According to national research published by Carter Jonas, a firm of property consultants, chartered surveyors and estate agents, rental growth seen across all cities for the first time since 2007 means immediate action related to speculative development of commercial spaces should be taken to ensure continuous growth and future viability of the country’s office markets.
The letting activity in Cambridge totalled almost 700,000 square feet, which is an impressive 38% increase from its 2012 level and 32% above its 5-year average. This shows improving market sentiment and strengthening demand for good-quality office accommodation. The average volume of transaction completed during 2013 was 17,278 square feet, which is 62% up than its 2012 level, which was just over 10,000 square feet.
Leeds’ office take-up totalled 600,000 square feet, which is the city’s highest level in 10 years. This also almost doubled its 5-year average.
In Oxford, take-up totalled 185,000 square feet, which is 28% higher than its 2012 level, though it was just shy of its 5-year average. It is observed that much activity is in progress when it comes to letting, and a more prosperous year is predicted for the city.
Bath’s office take-up totalled 115,000 square feet, which is its highest level in 4 years.
Prime office rental levels are also expected to improve across the regions with Cambridge increasing to £35 per square foot, Leeds to £27 per square foot, Oxford to £25 per square foot and Bath to £24 per square foot.
Head of research at Carter Jonas, Catherine Penman, said, “The supply of good quality accommodation is now acutely low across all our regional markets. Whilst the London’s City market continues its development frenzy and the West End is increasingly hampered by opportunities, despite the notable market improvement, development activity remains acutely low throughout the regional markets.
“In Cambridge the development pipeline totalled 2.8 million sq ft at the end of 2013, 1.5 million sq ft less than its 2012 comparable figures. This is due to a number of significant design and build deals completing in the last year which have consequently reduced the amount of available consented land.
“The Grade A rents in central Cambridge are on a par with Wimbledon and higher than other strong M25/Thames Valley office submarkets such as Reading, Maidenhead and Uxbridge.”
For the last 3 years, London has led other cities in investment terms and activity.

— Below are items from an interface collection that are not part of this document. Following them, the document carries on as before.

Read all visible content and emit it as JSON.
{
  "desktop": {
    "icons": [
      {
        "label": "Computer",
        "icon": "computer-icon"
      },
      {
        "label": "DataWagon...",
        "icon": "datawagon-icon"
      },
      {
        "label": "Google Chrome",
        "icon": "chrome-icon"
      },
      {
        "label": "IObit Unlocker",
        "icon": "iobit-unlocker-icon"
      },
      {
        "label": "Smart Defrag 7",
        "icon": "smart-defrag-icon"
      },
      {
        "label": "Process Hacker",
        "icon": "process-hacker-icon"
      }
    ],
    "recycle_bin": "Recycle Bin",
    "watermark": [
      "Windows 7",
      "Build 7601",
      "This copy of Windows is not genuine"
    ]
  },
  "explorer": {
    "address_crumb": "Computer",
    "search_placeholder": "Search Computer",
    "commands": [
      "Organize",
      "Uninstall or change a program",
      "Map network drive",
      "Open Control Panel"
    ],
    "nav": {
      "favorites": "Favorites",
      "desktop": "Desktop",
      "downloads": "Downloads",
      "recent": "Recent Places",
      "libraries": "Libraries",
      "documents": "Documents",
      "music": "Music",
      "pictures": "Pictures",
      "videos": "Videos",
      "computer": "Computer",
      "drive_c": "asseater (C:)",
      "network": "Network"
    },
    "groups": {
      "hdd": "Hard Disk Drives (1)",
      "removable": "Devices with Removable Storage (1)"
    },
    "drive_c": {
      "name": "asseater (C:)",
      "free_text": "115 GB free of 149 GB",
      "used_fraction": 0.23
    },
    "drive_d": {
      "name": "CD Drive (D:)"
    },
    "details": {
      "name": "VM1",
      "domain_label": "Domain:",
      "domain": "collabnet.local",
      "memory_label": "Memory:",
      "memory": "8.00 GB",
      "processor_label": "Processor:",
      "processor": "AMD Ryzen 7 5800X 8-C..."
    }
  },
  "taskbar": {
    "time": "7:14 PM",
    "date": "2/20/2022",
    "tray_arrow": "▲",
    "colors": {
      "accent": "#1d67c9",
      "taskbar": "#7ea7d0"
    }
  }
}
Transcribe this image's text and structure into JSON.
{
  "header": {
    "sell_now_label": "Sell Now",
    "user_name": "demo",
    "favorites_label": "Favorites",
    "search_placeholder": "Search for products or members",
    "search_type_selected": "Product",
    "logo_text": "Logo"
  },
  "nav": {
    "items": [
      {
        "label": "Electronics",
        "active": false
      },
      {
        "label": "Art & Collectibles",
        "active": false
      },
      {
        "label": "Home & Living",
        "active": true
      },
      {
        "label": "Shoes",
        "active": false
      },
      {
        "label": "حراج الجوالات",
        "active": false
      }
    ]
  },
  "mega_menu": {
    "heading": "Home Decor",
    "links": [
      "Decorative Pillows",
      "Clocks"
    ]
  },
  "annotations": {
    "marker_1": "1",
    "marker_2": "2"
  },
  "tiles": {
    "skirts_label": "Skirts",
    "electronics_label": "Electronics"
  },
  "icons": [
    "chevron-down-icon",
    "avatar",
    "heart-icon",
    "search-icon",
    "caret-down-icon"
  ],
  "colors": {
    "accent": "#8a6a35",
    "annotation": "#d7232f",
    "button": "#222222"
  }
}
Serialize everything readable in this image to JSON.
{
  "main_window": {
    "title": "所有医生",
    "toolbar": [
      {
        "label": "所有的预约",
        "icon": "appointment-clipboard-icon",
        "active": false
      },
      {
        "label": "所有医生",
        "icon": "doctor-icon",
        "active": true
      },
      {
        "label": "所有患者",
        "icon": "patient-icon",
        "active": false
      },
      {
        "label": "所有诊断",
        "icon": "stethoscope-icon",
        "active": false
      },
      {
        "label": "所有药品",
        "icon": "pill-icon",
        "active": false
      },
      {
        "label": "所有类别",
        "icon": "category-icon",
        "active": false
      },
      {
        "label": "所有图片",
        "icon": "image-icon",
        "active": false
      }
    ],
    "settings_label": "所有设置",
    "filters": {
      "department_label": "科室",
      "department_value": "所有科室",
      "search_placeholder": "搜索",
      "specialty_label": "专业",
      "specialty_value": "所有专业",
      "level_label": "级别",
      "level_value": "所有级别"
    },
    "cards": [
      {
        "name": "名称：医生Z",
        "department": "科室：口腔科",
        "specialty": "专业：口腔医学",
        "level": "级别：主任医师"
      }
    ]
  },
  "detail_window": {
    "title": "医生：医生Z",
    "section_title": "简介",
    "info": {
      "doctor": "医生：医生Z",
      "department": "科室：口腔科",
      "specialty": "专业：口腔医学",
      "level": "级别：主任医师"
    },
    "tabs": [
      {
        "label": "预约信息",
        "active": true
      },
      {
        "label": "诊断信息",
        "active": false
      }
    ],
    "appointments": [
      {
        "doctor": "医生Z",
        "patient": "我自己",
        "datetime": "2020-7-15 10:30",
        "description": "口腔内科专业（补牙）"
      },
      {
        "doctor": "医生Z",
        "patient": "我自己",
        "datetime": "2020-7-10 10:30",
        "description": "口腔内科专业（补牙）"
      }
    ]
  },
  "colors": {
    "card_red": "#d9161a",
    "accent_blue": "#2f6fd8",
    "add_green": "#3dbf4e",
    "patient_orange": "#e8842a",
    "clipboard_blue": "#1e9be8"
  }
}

However, evidence that London’s appeal is fading appeared with prime yields in the city and the West End now at 5.25% and 3.75%, respectively—these are also forecast to see an inward shift of 25 basis points each over the next 4 years.
Penman added, “In contrast to London’s investment market, economic recovery has bolstered the regional markets’ competitiveness and these markets are forecast to witness a hardening of yields of between 50 and 75 basis points, based on a relatively conservative view of the market.
“Future compression should favour the regions, as economic growth filters out of London and the South East and investors increasingly exploit the pricing gap for greater returns.”